▸ RECORDS SUPPLIED:
[Start of section]

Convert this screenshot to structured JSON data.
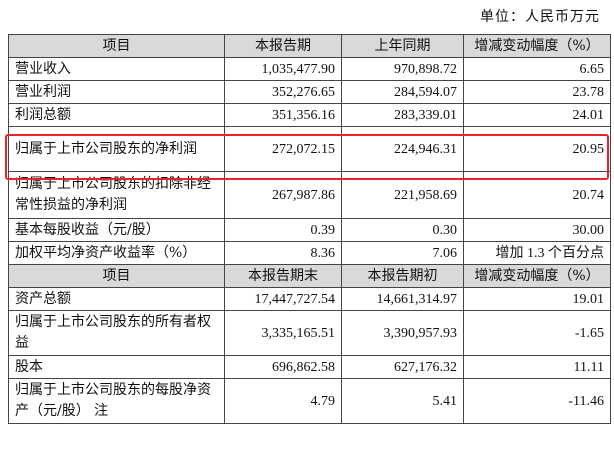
{
  "unit_label": "单位：人民币万元",
  "header1": [
    "项目",
    "本报告期",
    "上年同期",
    "增减变动幅度（%）"
  ],
  "rows1": [
    {
      "label": "营业收入",
      "v1": "1,035,477.90",
      "v2": "970,898.72",
      "change": "6.65"
    },
    {
      "label": "营业利润",
      "v1": "352,276.65",
      "v2": "284,594.07",
      "change": "23.78"
    },
    {
      "label": "利润总额",
      "v1": "351,356.16",
      "v2": "283,339.01",
      "change": "24.01"
    },
    {
      "label": "归属于上市公司股东的净利润",
      "v1": "272,072.15",
      "v2": "224,946.31",
      "change": "20.95"
    },
    {
      "label": "归属于上市公司股东的扣除非经常性损益的净利润",
      "v1": "267,987.86",
      "v2": "221,958.69",
      "change": "20.74"
    },
    {
      "label": "基本每股收益（元/股）",
      "v1": "0.39",
      "v2": "0.30",
      "change": "30.00"
    },
    {
      "label": "加权平均净资产收益率（%）",
      "v1": "8.36",
      "v2": "7.06",
      "change": "增加 1.3 个百分点"
    }
  ],
  "header2": [
    "项目",
    "本报告期末",
    "本报告期初",
    "增减变动幅度（%）"
  ],
  "rows2": [
    {
      "label": "资产总额",
      "v1": "17,447,727.54",
      "v2": "14,661,314.97",
      "change": "19.01"
    },
    {
      "label": "归属于上市公司股东的所有者权益",
      "v1": "3,335,165.51",
      "v2": "3,390,957.93",
      "change": "-1.65"
    },
    {
      "label": "股本",
      "v1": "696,862.58",
      "v2": "627,176.32",
      "change": "11.11"
    },
    {
      "label": "归属于上市公司股东的每股净资产（元/股） 注",
      "v1": "4.79",
      "v2": "5.41",
      "change": "-11.46"
    }
  ],
  "highlight_color": "#e8232a",
  "header_bg": "#d9d9d9"
}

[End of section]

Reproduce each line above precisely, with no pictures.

▸ EXPECTED ANSWER:
Convert this screenshot to structured JSON data.
{
  "unit_label": "单位：人民币万元",
  "header1": [
    "项目",
    "本报告期",
    "上年同期",
    "增减变动幅度（%）"
  ],
  "rows1": [
    {
      "label": "营业收入",
      "v1": "1,035,477.90",
      "v2": "970,898.72",
      "change": "6.65"
    },
    {
      "label": "营业利润",
      "v1": "352,276.65",
      "v2": "284,594.07",
      "change": "23.78"
    },
    {
      "label": "利润总额",
      "v1": "351,356.16",
      "v2": "283,339.01",
      "change": "24.01"
    },
    {
      "label": "归属于上市公司股东的净利润",
      "v1": "272,072.15",
      "v2": "224,946.31",
      "change": "20.95"
    },
    {
      "label": "归属于上市公司股东的扣除非经常性损益的净利润",
      "v1": "267,987.86",
      "v2": "221,958.69",
      "change": "20.74"
    },
    {
      "label": "基本每股收益（元/股）",
      "v1": "0.39",
      "v2": "0.30",
      "change": "30.00"
    },
    {
      "label": "加权平均净资产收益率（%）",
      "v1": "8.36",
      "v2": "7.06",
      "change": "增加 1.3 个百分点"
    }
  ],
  "header2": [
    "项目",
    "本报告期末",
    "本报告期初",
    "增减变动幅度（%）"
  ],
  "rows2": [
    {
      "label": "资产总额",
      "v1": "17,447,727.54",
      "v2": "14,661,314.97",
      "change": "19.01"
    },
    {
      "label": "归属于上市公司股东的所有者权益",
      "v1": "3,335,165.51",
      "v2": "3,390,957.93",
      "change": "-1.65"
    },
    {
      "label": "股本",
      "v1": "696,862.58",
      "v2": "627,176.32",
      "change": "11.11"
    },
    {
      "label": "归属于上市公司股东的每股净资产（元/股） 注",
      "v1": "4.79",
      "v2": "5.41",
      "change": "-11.46"
    }
  ],
  "highlight_color": "#e8232a",
  "header_bg": "#d9d9d9"
}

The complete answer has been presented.